The global EV and autonomous vehicle (AV) industry CAGR through 2025 is projected at 40% growth to top $557 billion, with automobile and maritime applications taking the lion's share. Similar to advances in the robotics industries, the electric autonomous vehicle industry uses advanced sensors for data collection and big datasets for environment perception and analysis. Specifically, HD RGB mapping, lidar point clouds, sensor fusion, and AI/ML methods are common across these industries.

Electrical vehicle engineers

Besides the traditional electrical/electronics engineer, electrical vehicles are basically computers on wheels, with complex electrical, computing, and communication systems onboard. All of which have software controls. Knowledge of data science and dataset handling is important also. Today's EV engineer is expected to be skilled in the following:

General/common coding skills

Web frameworks - Django, Flask, Bottle, Tornado, web2py
ORM libraries - QLAlchemy, Django ORM
Data analysis - NumPy, SciPy, Pandas
Test frameworks - UnitTest, Py.test, Nose
Build tools - Pip, Tox

Autonomous system software

SLAM - Kalman Filters
OpenCV - sensor fusion
TensorFlow, Torch/PyTorch
CATIA, Solidworks
CAN, CAN-FD, LIN, FlexRay, Automotive Ethernet, TSN, 5G
Localization - IMU, GPS/GNSS Sensor fusion - RGB, radar, lidar, ultrasonic, odometric
Drive control - PID/MP control, throttle, brake, steering
HD mapping
LiDAR point clouds
Path Planning and Navigation - BFS, A*

Electric vehicle technicians

The day of the simple mechanic is long over, EV technicians must become skilled in building, testing, repairing, and maintaining the following subsystems:

High-voltage (HV) systems
Electric tractiin motors - AC induction motors, DC magnet motors
Motor controllers
DC/AC inverters
DC/DC converters
Battery modules and packs
Charger controllers
Battery management systems (BMS)
Regenerative braking systems
Cooling systems - batteries, motors, cables
CAN/Can-FD/Ethernet bus
Electronic control units (ECU)
ADAS/autonomous systems
Sensor static/dynamic calibration - RGB cameras, LiDAR
ICE conversion
Troubleshooting and repair

EV charging equipment (EVSE) installers

All these electric vehicles will need charging stations, whether in the home, in workplace parking lots, shopping malls, fleet terminals, highway stops, and parks.
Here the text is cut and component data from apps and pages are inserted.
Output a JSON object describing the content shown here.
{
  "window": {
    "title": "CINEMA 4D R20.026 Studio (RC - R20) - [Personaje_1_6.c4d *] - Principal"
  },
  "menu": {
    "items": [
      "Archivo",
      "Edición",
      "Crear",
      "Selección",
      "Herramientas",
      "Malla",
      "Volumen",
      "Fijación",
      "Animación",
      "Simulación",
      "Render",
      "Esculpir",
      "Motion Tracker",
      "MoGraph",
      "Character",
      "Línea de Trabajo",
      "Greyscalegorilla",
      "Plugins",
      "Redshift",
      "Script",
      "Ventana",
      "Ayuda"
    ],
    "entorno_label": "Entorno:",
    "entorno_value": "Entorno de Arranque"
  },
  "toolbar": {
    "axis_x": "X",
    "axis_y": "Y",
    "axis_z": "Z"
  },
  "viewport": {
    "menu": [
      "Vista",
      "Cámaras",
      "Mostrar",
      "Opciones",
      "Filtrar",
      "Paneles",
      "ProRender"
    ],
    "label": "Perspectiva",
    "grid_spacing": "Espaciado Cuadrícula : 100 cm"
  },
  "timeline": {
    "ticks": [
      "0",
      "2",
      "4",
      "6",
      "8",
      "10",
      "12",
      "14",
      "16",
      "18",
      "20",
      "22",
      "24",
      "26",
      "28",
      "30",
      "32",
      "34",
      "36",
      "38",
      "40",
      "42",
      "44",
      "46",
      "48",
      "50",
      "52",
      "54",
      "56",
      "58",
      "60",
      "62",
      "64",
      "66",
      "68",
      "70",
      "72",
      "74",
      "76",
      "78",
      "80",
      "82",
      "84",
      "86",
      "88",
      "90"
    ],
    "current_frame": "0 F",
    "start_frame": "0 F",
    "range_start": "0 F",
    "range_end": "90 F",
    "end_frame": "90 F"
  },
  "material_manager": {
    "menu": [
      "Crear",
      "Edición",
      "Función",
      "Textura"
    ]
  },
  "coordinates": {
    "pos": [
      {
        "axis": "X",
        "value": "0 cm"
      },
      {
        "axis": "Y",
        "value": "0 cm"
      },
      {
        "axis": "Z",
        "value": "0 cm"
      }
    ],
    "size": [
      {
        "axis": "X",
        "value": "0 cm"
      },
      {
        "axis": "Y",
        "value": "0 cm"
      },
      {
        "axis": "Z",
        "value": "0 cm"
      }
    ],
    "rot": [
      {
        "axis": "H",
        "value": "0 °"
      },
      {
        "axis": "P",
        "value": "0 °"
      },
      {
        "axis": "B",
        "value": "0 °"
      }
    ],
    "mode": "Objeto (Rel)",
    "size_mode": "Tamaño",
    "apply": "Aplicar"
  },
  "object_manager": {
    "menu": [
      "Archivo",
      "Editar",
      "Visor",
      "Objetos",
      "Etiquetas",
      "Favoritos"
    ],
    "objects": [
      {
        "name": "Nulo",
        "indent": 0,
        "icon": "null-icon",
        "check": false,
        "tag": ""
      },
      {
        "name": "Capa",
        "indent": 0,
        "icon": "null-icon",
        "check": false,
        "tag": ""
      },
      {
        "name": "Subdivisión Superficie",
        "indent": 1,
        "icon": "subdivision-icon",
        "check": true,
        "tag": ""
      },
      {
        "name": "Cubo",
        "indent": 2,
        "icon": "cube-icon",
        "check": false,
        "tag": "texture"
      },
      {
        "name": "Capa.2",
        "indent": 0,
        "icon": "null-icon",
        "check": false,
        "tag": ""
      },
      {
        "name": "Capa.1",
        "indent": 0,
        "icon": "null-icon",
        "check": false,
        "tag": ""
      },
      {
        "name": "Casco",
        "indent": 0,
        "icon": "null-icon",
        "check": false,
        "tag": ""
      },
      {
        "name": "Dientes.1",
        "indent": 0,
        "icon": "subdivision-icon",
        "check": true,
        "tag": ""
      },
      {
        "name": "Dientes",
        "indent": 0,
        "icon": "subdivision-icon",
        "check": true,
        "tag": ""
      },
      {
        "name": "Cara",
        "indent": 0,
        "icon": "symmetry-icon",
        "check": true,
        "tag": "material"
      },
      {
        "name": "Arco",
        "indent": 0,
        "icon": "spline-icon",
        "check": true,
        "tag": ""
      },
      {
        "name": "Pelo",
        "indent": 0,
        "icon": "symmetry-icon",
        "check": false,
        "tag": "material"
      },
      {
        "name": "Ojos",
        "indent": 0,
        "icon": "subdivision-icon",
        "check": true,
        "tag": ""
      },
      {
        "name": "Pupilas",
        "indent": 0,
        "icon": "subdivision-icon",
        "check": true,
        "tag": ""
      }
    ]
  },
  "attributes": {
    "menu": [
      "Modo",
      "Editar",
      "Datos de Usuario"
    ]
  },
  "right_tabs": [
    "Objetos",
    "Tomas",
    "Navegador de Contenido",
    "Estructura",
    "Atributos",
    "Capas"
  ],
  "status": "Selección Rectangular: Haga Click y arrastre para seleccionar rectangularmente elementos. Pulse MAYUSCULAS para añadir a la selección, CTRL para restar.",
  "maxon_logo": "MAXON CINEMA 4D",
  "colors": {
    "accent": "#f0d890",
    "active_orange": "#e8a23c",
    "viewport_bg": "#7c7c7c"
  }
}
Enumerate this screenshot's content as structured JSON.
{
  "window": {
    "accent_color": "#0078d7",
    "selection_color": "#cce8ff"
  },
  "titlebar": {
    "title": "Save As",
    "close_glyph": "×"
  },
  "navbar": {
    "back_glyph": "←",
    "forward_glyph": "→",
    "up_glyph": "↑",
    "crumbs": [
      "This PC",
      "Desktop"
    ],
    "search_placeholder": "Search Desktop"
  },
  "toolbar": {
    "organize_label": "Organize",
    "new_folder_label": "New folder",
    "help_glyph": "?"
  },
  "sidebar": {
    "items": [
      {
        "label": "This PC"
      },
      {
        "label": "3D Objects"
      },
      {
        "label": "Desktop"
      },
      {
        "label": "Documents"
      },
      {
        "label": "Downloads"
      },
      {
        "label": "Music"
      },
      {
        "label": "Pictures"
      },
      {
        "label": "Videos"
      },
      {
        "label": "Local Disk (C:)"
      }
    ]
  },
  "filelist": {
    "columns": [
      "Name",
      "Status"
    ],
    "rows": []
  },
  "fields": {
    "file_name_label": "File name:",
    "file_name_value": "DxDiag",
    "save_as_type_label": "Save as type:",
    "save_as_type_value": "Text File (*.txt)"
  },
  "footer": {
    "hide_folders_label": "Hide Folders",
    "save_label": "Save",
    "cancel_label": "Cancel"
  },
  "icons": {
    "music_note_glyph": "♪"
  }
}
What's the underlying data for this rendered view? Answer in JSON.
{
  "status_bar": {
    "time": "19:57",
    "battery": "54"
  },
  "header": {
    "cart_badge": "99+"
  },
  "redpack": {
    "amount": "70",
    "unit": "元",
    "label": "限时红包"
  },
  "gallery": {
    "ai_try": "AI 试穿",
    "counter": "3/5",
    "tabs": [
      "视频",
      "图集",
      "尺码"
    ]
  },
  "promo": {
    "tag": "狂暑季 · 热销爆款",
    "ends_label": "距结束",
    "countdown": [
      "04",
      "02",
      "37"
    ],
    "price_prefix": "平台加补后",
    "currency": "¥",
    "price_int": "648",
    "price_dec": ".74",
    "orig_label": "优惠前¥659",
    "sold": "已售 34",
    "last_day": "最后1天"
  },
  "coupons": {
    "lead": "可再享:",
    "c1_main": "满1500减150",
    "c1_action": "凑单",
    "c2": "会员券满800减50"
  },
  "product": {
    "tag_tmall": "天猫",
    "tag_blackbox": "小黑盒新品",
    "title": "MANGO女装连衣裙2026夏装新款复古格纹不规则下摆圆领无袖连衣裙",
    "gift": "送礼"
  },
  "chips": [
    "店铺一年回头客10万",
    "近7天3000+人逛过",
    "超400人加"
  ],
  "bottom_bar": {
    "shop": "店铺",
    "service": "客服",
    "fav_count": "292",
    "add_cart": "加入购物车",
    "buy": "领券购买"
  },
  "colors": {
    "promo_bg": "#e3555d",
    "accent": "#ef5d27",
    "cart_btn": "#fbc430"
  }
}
EVSE installers will need to be skilled in high-voltage and possible PV (solar) equipment as well:

Charging stations:

Level 1: 120 VAC, 15A, 1.5 KW average (home)
Level 2: 208/240 VAC, 30A, 7 KW average (home)
Level 3: 400-600 VDC, 300A, 50 KW average (commercial)
Level 4: 800-1,250 VDC, 150 KW - 3.75 MW (commercial)
Utility interconnects
Demand response integration technologies
National Electrical Code (NEC) standards and requirements
National Fire Protection Association (NFPA) 70E and OSHA regulations
National Electrical Installation Standards (NEIS) for EVSE
First responder safety and fire hazard measures
Wireless networking
EVSE troubleshooting and repair

Commercial drone and UAV usage is rapidly increasing, and all need to charged, whether back at home base or remotely. So EVSE applies to the drone industry too.

PV (solar) system installers

Many remote EV charging locations benefit, either directly or supplanted by, solar photovoltaic (PV) systems. These are also popular for the home in southern latitude states. PV installers need to be skilled in the following:

PV system sizing for location
PV modules
Storage batteries
Utility interconnects and interties
Maintenance and troubleshooting

Storage battery installers

Many utilities can benefit from the use of lithium-based batteries for grid stabilization and energy storage. This also applies to PV systems, wind turbines, buildings/facilities, and homes.

Lithium batteries
Battery Management Systems
Ventilation and cooling systems
Utility interconnects and interties